What you need to know about disaster risk reduction

Disaster risk reduction issues must be considered in everyday decisions, from how people educate their children to how they plan to build buildings. Every decision can make us more vulnerable or more resilient. Before writing about disaster risk reduction, it is crucial to understand the nature of this problem and understand the used terminology.

The threat, risk – a physical phenomenon, human action, or condition that can cause human casualties, disability, or other harm to health, property loss, social or economic shocks, or damage to the environment.

Threats can have various sources – natural, geological, hydrological, meteorological, and biological or are caused by human activities (environmental or man-made).

Disasters – A disaster is a result of a combination of the existing vulnerability criteria under the threat, and the lack of means or potential to reduce the negative consequences of the risks.

Vulnerability– is the degree to which someone or something is subject to a certain threat, which depends on various factors and processes.
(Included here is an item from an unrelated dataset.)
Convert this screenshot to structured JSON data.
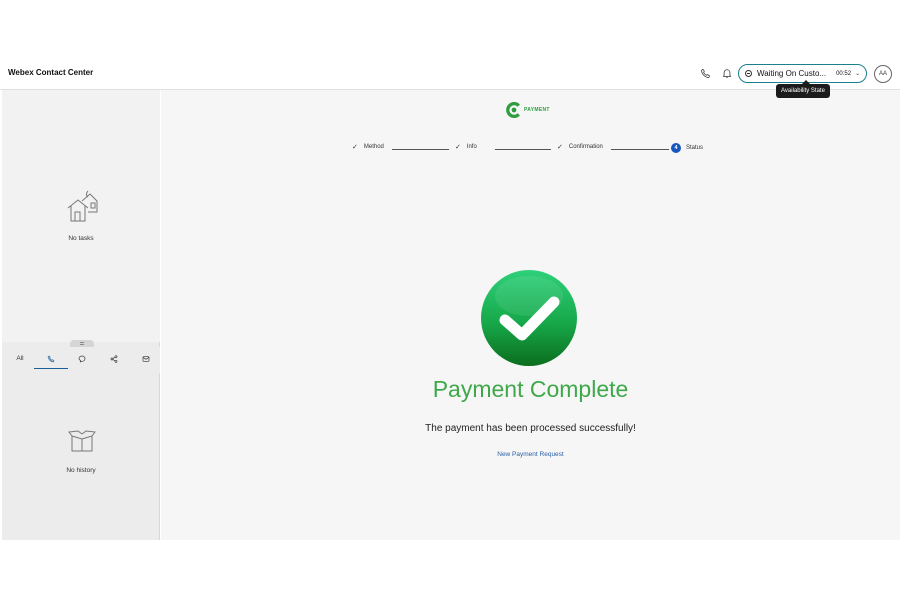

  • Physical /unstable regions, areas close to threat sources, rugged and unprotected habitats/
  • Economic /no production assets, limited income opportunities, low salaries, low income per family member, lack of savings and insurance/
  • Social /low social status, gender relation, little decision-making opportunities, authoritarian state, and informal institutional structures, as well as political, economic, and social hierarchies/
  • Psychological /fears related to religious beliefs and other systems of worldview, political pressure, mental disorders/
  • Physiological /vital status: young, old; underage pregnant woman, nursing mother, chronic illness, disability, exposure to sexual harassment, AIDS, HIV, and other infections/
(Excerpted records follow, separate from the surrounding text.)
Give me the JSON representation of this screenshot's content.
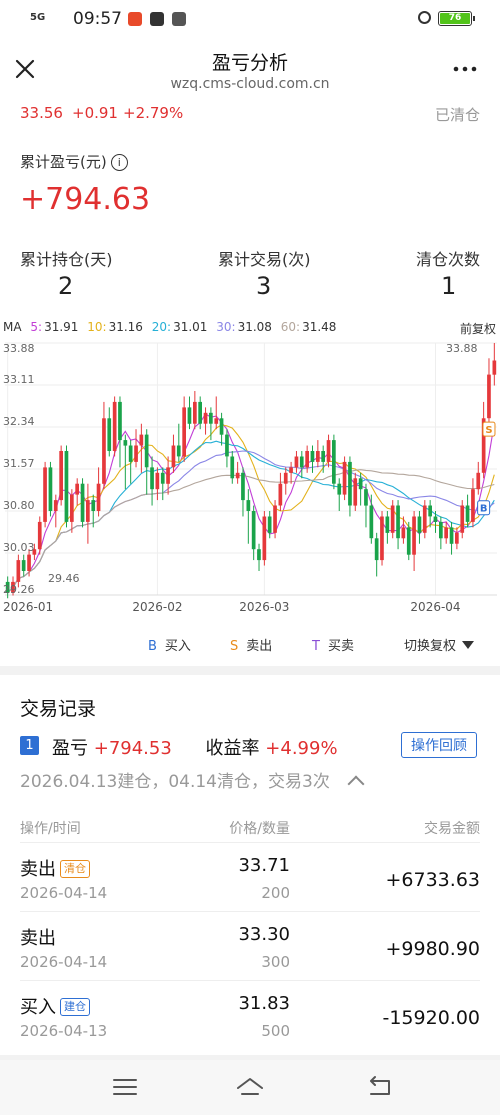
{
  "status_bar": {
    "network": "5G",
    "time": "09:57",
    "battery": "76"
  },
  "header": {
    "title": "盈亏分析",
    "url": "wzq.cms-cloud.com.cn"
  },
  "summary": {
    "price": "33.56",
    "change": "+0.91",
    "change_pct": "+2.79%",
    "status": "已清仓",
    "pl_label": "累计盈亏(元)",
    "pl_value": "+794.63",
    "stats": [
      {
        "label": "累计持仓(天)",
        "value": "2"
      },
      {
        "label": "累计交易(次)",
        "value": "3"
      },
      {
        "label": "清仓次数",
        "value": "1"
      }
    ]
  },
  "chart_data": {
    "type": "candlestick",
    "ma_label": "MA",
    "ma_values": [
      {
        "label": "5:",
        "value": "31.91",
        "color": "#c23fd6"
      },
      {
        "label": "10:",
        "value": "31.16",
        "color": "#e3b21c"
      },
      {
        "label": "20:",
        "value": "31.01",
        "color": "#26b0d6"
      },
      {
        "label": "30:",
        "value": "31.08",
        "color": "#8a86e6"
      },
      {
        "label": "60:",
        "value": "31.48",
        "color": "#b3a69c"
      }
    ],
    "adjust_label": "前复权",
    "y_ticks": [
      "33.88",
      "33.11",
      "32.34",
      "31.57",
      "30.80",
      "30.03",
      "29.26"
    ],
    "ylim": [
      29.26,
      33.88
    ],
    "x_ticks": [
      {
        "label": "2026-01",
        "index": 0
      },
      {
        "label": "2026-02",
        "index": 28
      },
      {
        "label": "2026-03",
        "index": 48
      },
      {
        "label": "2026-04",
        "index": 80
      }
    ],
    "max_label": "33.88",
    "min_label": "29.46",
    "candles": [
      [
        29.5,
        29.3,
        29.6,
        29.2
      ],
      [
        29.3,
        29.5,
        29.6,
        29.25
      ],
      [
        29.5,
        29.9,
        30.0,
        29.4
      ],
      [
        29.9,
        29.7,
        30.0,
        29.6
      ],
      [
        29.7,
        30.0,
        30.1,
        29.6
      ],
      [
        30.0,
        30.1,
        30.2,
        29.9
      ],
      [
        30.1,
        30.6,
        30.7,
        30.0
      ],
      [
        30.6,
        31.6,
        31.7,
        30.5
      ],
      [
        31.6,
        30.8,
        31.7,
        30.7
      ],
      [
        30.8,
        31.0,
        31.1,
        30.5
      ],
      [
        31.0,
        31.9,
        32.0,
        30.9
      ],
      [
        31.9,
        30.6,
        32.0,
        30.5
      ],
      [
        30.6,
        31.1,
        31.2,
        30.4
      ],
      [
        31.1,
        31.3,
        31.4,
        30.9
      ],
      [
        31.3,
        30.6,
        31.4,
        30.5
      ],
      [
        30.6,
        31.0,
        31.3,
        30.2
      ],
      [
        31.0,
        30.8,
        31.1,
        30.5
      ],
      [
        30.8,
        31.3,
        31.6,
        30.7
      ],
      [
        31.3,
        32.5,
        32.8,
        31.2
      ],
      [
        32.5,
        31.9,
        32.7,
        31.8
      ],
      [
        31.9,
        32.8,
        32.9,
        31.8
      ],
      [
        32.8,
        32.1,
        32.9,
        31.6
      ],
      [
        32.1,
        32.0,
        32.2,
        31.2
      ],
      [
        32.0,
        31.7,
        32.1,
        31.3
      ],
      [
        31.7,
        32.0,
        32.3,
        31.6
      ],
      [
        32.0,
        32.2,
        32.4,
        31.5
      ],
      [
        32.2,
        31.6,
        32.3,
        31.1
      ],
      [
        31.6,
        31.2,
        31.8,
        30.9
      ],
      [
        31.2,
        31.5,
        31.6,
        31.0
      ],
      [
        31.5,
        31.3,
        31.6,
        31.0
      ],
      [
        31.3,
        31.6,
        31.8,
        31.1
      ],
      [
        31.6,
        32.0,
        32.2,
        31.5
      ],
      [
        32.0,
        31.8,
        32.4,
        31.7
      ],
      [
        31.8,
        32.7,
        32.9,
        31.7
      ],
      [
        32.7,
        32.4,
        32.9,
        32.3
      ],
      [
        32.4,
        32.8,
        33.0,
        32.3
      ],
      [
        32.8,
        32.4,
        32.9,
        32.3
      ],
      [
        32.4,
        32.6,
        32.7,
        32.2
      ],
      [
        32.6,
        32.4,
        32.7,
        32.1
      ],
      [
        32.4,
        32.5,
        32.9,
        32.3
      ],
      [
        32.5,
        32.2,
        32.6,
        32.0
      ],
      [
        32.2,
        31.8,
        32.3,
        31.6
      ],
      [
        31.8,
        31.4,
        31.9,
        31.3
      ],
      [
        31.4,
        31.5,
        31.7,
        31.3
      ],
      [
        31.5,
        31.0,
        31.6,
        30.7
      ],
      [
        31.0,
        30.8,
        31.2,
        30.2
      ],
      [
        30.8,
        30.1,
        30.9,
        29.9
      ],
      [
        30.1,
        29.9,
        30.2,
        29.7
      ],
      [
        29.9,
        30.7,
        30.8,
        29.8
      ],
      [
        30.7,
        30.4,
        30.8,
        30.3
      ],
      [
        30.4,
        30.9,
        31.0,
        30.3
      ],
      [
        30.9,
        31.3,
        31.5,
        30.8
      ],
      [
        31.3,
        31.5,
        31.6,
        31.1
      ],
      [
        31.5,
        31.6,
        31.7,
        31.3
      ],
      [
        31.6,
        31.8,
        31.9,
        31.5
      ],
      [
        31.8,
        31.6,
        31.9,
        31.4
      ],
      [
        31.6,
        31.9,
        32.0,
        31.5
      ],
      [
        31.9,
        31.7,
        32.0,
        31.5
      ],
      [
        31.7,
        31.9,
        32.1,
        31.6
      ],
      [
        31.9,
        31.7,
        32.0,
        31.5
      ],
      [
        31.7,
        32.1,
        32.2,
        31.6
      ],
      [
        32.1,
        31.3,
        32.2,
        31.2
      ],
      [
        31.3,
        31.1,
        31.4,
        30.8
      ],
      [
        31.1,
        31.7,
        31.8,
        31.0
      ],
      [
        31.7,
        30.9,
        31.8,
        30.7
      ],
      [
        30.9,
        31.4,
        31.5,
        30.8
      ],
      [
        31.4,
        31.2,
        31.5,
        30.9
      ],
      [
        31.2,
        30.9,
        31.3,
        30.5
      ],
      [
        30.9,
        30.3,
        31.1,
        30.2
      ],
      [
        30.3,
        29.9,
        30.4,
        29.6
      ],
      [
        29.9,
        30.7,
        30.8,
        29.8
      ],
      [
        30.7,
        30.4,
        30.8,
        30.2
      ],
      [
        30.4,
        30.9,
        31.0,
        30.3
      ],
      [
        30.9,
        30.3,
        31.0,
        30.1
      ],
      [
        30.3,
        30.5,
        30.7,
        30.2
      ],
      [
        30.5,
        30.0,
        30.6,
        29.9
      ],
      [
        30.0,
        30.7,
        30.8,
        29.7
      ],
      [
        30.7,
        30.4,
        30.8,
        30.2
      ],
      [
        30.4,
        30.9,
        31.0,
        30.3
      ],
      [
        30.9,
        30.7,
        31.0,
        30.5
      ],
      [
        30.7,
        30.6,
        30.8,
        30.4
      ],
      [
        30.6,
        30.3,
        30.7,
        30.1
      ],
      [
        30.3,
        30.5,
        30.6,
        30.2
      ],
      [
        30.5,
        30.2,
        30.6,
        30.0
      ],
      [
        30.2,
        30.4,
        30.5,
        30.1
      ],
      [
        30.4,
        30.9,
        31.0,
        30.3
      ],
      [
        30.9,
        30.6,
        31.1,
        30.5
      ],
      [
        30.6,
        31.2,
        31.4,
        30.5
      ],
      [
        31.2,
        31.5,
        31.7,
        31.1
      ],
      [
        31.5,
        32.5,
        32.8,
        31.4
      ],
      [
        32.5,
        33.3,
        33.6,
        32.4
      ],
      [
        33.3,
        33.56,
        33.88,
        33.1
      ]
    ],
    "markers": [
      {
        "label": "B",
        "index": 89,
        "value": 30.86,
        "color": "#2e6fd3"
      },
      {
        "label": "S",
        "index": 90,
        "value": 32.3,
        "color": "#e88b1c"
      }
    ],
    "legend": [
      {
        "key": "B",
        "label": "买入",
        "color": "#2e6fd3"
      },
      {
        "key": "S",
        "label": "卖出",
        "color": "#e88b1c"
      },
      {
        "key": "T",
        "label": "买卖",
        "color": "#8a4fd6"
      }
    ],
    "switch_label": "切换复权"
  },
  "trades": {
    "title": "交易记录",
    "index": "1",
    "pl_label": "盈亏",
    "pl_value": "+794.53",
    "yield_label": "收益率",
    "yield_value": "+4.99%",
    "replay_label": "操作回顾",
    "period": "2026.04.13建仓，04.14清仓，交易3次",
    "columns": {
      "op": "操作/时间",
      "price": "价格/数量",
      "amount": "交易金额"
    },
    "rows": [
      {
        "action": "卖出",
        "tag": "清仓",
        "tag_color": "orange",
        "date": "2026-04-14",
        "price": "33.71",
        "qty": "200",
        "amount": "+6733.63"
      },
      {
        "action": "卖出",
        "tag": "",
        "tag_color": "",
        "date": "2026-04-14",
        "price": "33.30",
        "qty": "300",
        "amount": "+9980.90"
      },
      {
        "action": "买入",
        "tag": "建仓",
        "tag_color": "blue",
        "date": "2026-04-13",
        "price": "31.83",
        "qty": "500",
        "amount": "-15920.00"
      }
    ]
  }
}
Disasters in proportion 

3 million people annually die from AIDS and HIV. Malaria kills 1.3 million people. About 1.2 million annually die in car accidents every year.

Risk is the probability of negative consequences or expected losses, body injuries, property loss, disruption of economic activity, or environmental pollution, which are considered to be the results of the interaction of human and natural threats and vulnerable groups of people.

Disaster risk reduction (DRR) – Disaster risk reduction includes all the policies, strategies, and measures which can make people, villages, cities, and countries more resilient to threats, and reduce the risks and vulnerability to disasters.

DRR includes various components: 

  • Prevention includes all types of activities that directly provide an opportunity to avoid the adverse consequences of hazards, as well as measures aimed at minimizing environmental, man-made, and biological disasters.
  • Mitigation has various meanings for professionals working on climate change and disaster management, which is often confusing. In the context of disaster management, mitigation mainly refers to structural and non-structural measures taken to limit the negative consequences of natural threats, environmental degradation, and man-made hazards.
  • Preparation includes timely and effective actions planned in advance by individual communities to reduce the negative effects of natural threats and eliminate the consequences of possible disasters.
  • Rehabilitation includes the decisions and actions taken after disasters to restore or improve pre-disaster living conditions of affected communities.
  • Reconstruction is a series of activities undertaken after disasters to restore the function of basic services, isolate physical damage, restore utility infrastructure, and revitalize the economy and well-being.